So, with the light of my study burning into the otherwise black night, I go to the passage I can’t get out of my head to search out the context and see how God is asking me to specifically apply it to my life. Here’s the passage in “The Message”

When you knock on a door, be courteous in your greeting. If they welcome you, be gentle in your conversation. If they don’t welcome you, quietly withdraw. Don’t make a scene. Shrug your shoulders and be on your way. You can be sure that on Judgment Day they’ll be mighty sorry—but it’s no concern of yours now.

16“Stay alert. This is hazardous work I’m assigning you. You’re going to be like sheep running through a wolf pack, so don’t call attention to yourselves. Be as cunning as a snake, inoffensive as a dove. Matthew 10:12–16

And here’s where the picture of a Bull in a China Shop comes in. Last night I spoke to some hurting people. These were individuals wounded badly by other Christians. They were lucky to escape with their lives, you know? We Christians are infamous for shooting our wounded. But alive they were and they are going to be just fine. The Lord is good and He will heal them to serve another day—already has in fact—though they may not be fully ready to get back in the starting line up just yet.

This isn’t new. I see it all the time. But each story is a bit different and my heart goes out to every one. But particularly the ones who are hurt by the very shepherds charged with taking care of them. Those sting the most.

And they convict the most. A part of me knows that it’s unavoidable at times. I mean, sometimes I see pain in my children’s eyes as I discipline them for something they’ve done wrong that I know will lead them down the wrong path.

Momentary pain to learn lasting life lessons.

But sometimes we pastors can be so gung ho for the vision that we run rough shod over the very sheep that God placed around us to help accomplish God’s will.

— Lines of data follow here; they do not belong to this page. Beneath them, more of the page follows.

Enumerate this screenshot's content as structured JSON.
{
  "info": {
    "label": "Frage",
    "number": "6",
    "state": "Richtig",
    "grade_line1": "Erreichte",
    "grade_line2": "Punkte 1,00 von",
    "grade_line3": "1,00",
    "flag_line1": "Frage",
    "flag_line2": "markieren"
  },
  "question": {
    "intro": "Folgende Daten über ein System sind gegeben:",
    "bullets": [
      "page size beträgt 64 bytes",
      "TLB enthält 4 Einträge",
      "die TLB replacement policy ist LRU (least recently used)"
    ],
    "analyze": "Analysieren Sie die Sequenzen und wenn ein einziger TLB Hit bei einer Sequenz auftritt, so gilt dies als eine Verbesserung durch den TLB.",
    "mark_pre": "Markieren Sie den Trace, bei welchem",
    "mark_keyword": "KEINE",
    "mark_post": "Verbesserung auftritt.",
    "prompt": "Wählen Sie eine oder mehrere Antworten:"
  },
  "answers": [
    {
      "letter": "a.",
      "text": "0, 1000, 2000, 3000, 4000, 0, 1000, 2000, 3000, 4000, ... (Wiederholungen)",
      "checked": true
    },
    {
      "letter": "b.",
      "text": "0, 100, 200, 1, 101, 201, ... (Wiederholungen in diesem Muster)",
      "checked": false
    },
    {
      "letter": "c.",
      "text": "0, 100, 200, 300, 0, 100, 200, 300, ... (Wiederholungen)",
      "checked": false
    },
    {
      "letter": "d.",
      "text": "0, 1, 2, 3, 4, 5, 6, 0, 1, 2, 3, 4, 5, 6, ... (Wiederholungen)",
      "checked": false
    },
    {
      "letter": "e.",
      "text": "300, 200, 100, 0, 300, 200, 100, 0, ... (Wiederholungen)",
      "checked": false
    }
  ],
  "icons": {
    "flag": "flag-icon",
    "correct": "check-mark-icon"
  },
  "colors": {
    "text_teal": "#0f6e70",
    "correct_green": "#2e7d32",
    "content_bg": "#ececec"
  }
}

Honestly? This balancing act can be one of the toughest parts of ministry and I often do a lousy job of it. I’m talking about treating sheep like wolves and wolves like sheep. You’d think it would be easy to tell the difference, but sometimes it’s not. Here’s why,

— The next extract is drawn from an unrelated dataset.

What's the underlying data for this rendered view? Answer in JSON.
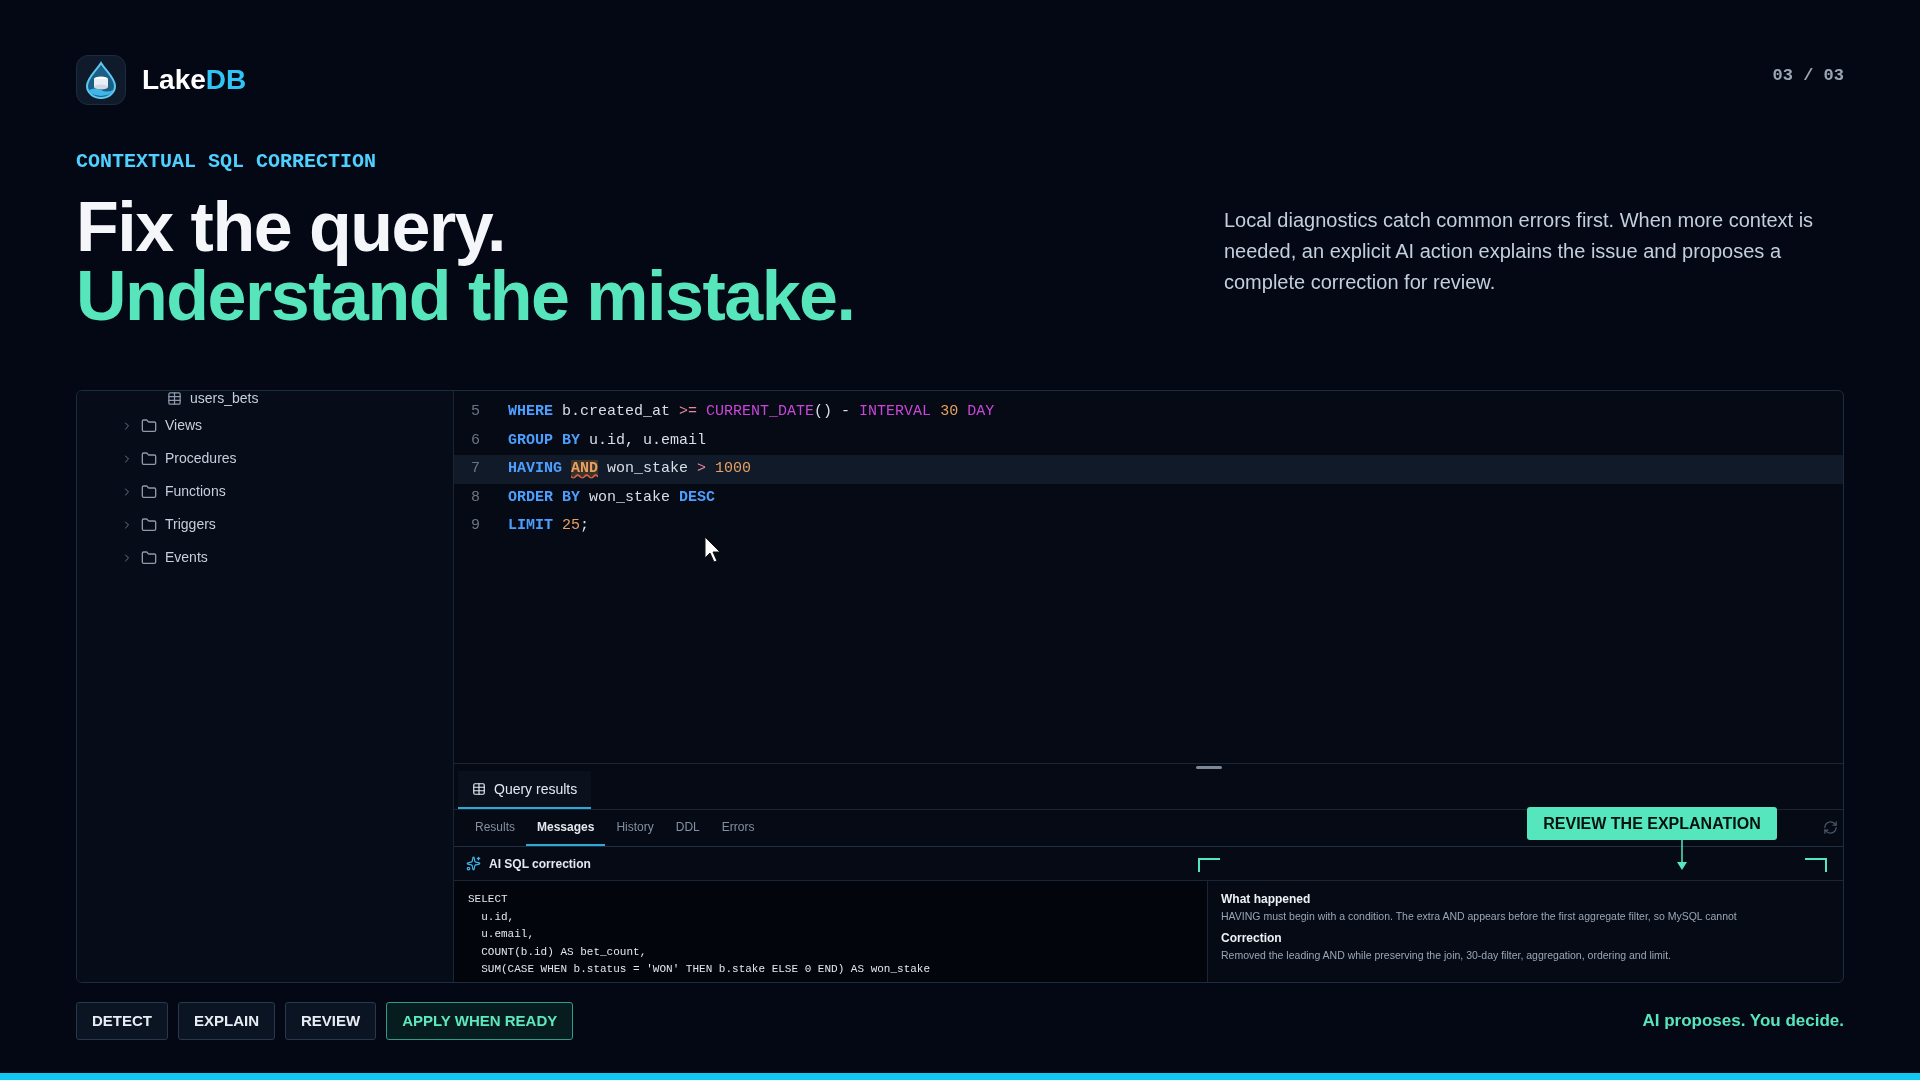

28Keep watch over yourselves and all the flock of which the Holy Spirit has made you overseers.[a] Be shepherds of the church of God,[b] which he bought with his own blood. 29I know that after I leave, savage wolves will come in among you and will not spare the flock. 30Even from your own number men will arise and distort the truth in order to draw away disciples after them. Acts 20:28–30

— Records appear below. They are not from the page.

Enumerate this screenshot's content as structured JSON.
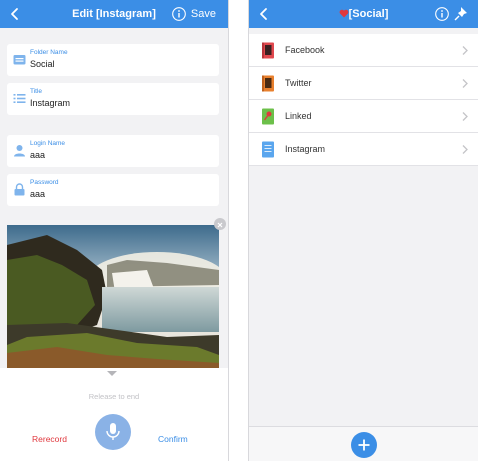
{
  "left_screen": {
    "title": "Edit [Instagram]",
    "save_label": "Save",
    "fields": [
      {
        "label": "Folder Name",
        "value": "Social",
        "icon": "folder-icon"
      },
      {
        "label": "Title",
        "value": "Instagram",
        "icon": "list-icon"
      },
      {
        "label": "Login Name",
        "value": "aaa",
        "icon": "user-icon"
      },
      {
        "label": "Password",
        "value": "aaa",
        "icon": "lock-icon"
      }
    ],
    "photo": {
      "icon": "waterfall-landscape-photo"
    },
    "recorder": {
      "hint": "Release to end",
      "rerecord_label": "Rerecord",
      "confirm_label": "Confirm"
    }
  },
  "right_screen": {
    "title": "[Social]",
    "title_icon": "heart-icon",
    "items": [
      {
        "label": "Facebook",
        "icon": "red-notebook-icon",
        "color": "#e0484e"
      },
      {
        "label": "Twitter",
        "icon": "orange-book-icon",
        "color": "#e8802e"
      },
      {
        "label": "Linked",
        "icon": "green-pin-note-icon",
        "color": "#6cc04a"
      },
      {
        "label": "Instagram",
        "icon": "blue-document-icon",
        "color": "#5aa6ee"
      }
    ]
  },
  "colors": {
    "accent": "#3b8ee6",
    "danger": "#e0383e",
    "background": "#f2f2f4"
  }
}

From this passage it’s made obvious that pastoring a ‘wolf free’ church is a pipe dream. They are going to get in, and they don’t dress like wolves. They dress like sheep. So, occasionally you shoot’em before they unzip the wolf costume and occasionally you shoot, go to unzip, and find there’s no costume!


I’ve shot one of the sheep! Someone pray for healing! Grab some holy water! Do something!

But it’s too late. You wound a brother or sister deeply and at first all the apologizing in the world doesn’t heal the deep wound. I hate that. I wish I could say I’ve never made that mistake, but that wouldn’t be honest. Sometimes a brother or sister is trying to help me and I react with all the finesse of a bull in a china shop.


Thank God it’s rare. Very rare.

Over the years God has given me ESWP (Extra Sensory Wolf Perception). You learn to spot them even in the best sheep costumes money can buy. There’s always a claw or a fang sticking out somewhere. They just can’t hide it all. They are to focussed on the hunt and therefore never as careful as they should be to keep up the sheep act. And an act is what it is. The Bible makes that much clear. I mean, they aren’t sheep, they’re wolves in sheep’s clothing. So I find myself relying heavily on my ESWP. But it’s not flawless and that’s where the second part of that scripture comes in…“gentle as doves (inoffensive as doves).” We pastors are called to shepherd and to be hard on the wolves and quick to chase them off, but we are also cautioned to be “inoffensive” as we go about the calling the Lord has given us—not to be bulls in a china shop.

In the case of these folks I met last night, I think they got caught in the crossfire. I believe they may have been trampled by a bull and they are now shattered pieces of china.

My heart went out to them and my prayers as well.

They’re going to be just fine—thank you, God! And thank you for the reminder that I can sometimes be more of a bull than a shepherd.

I hear you loud and clear.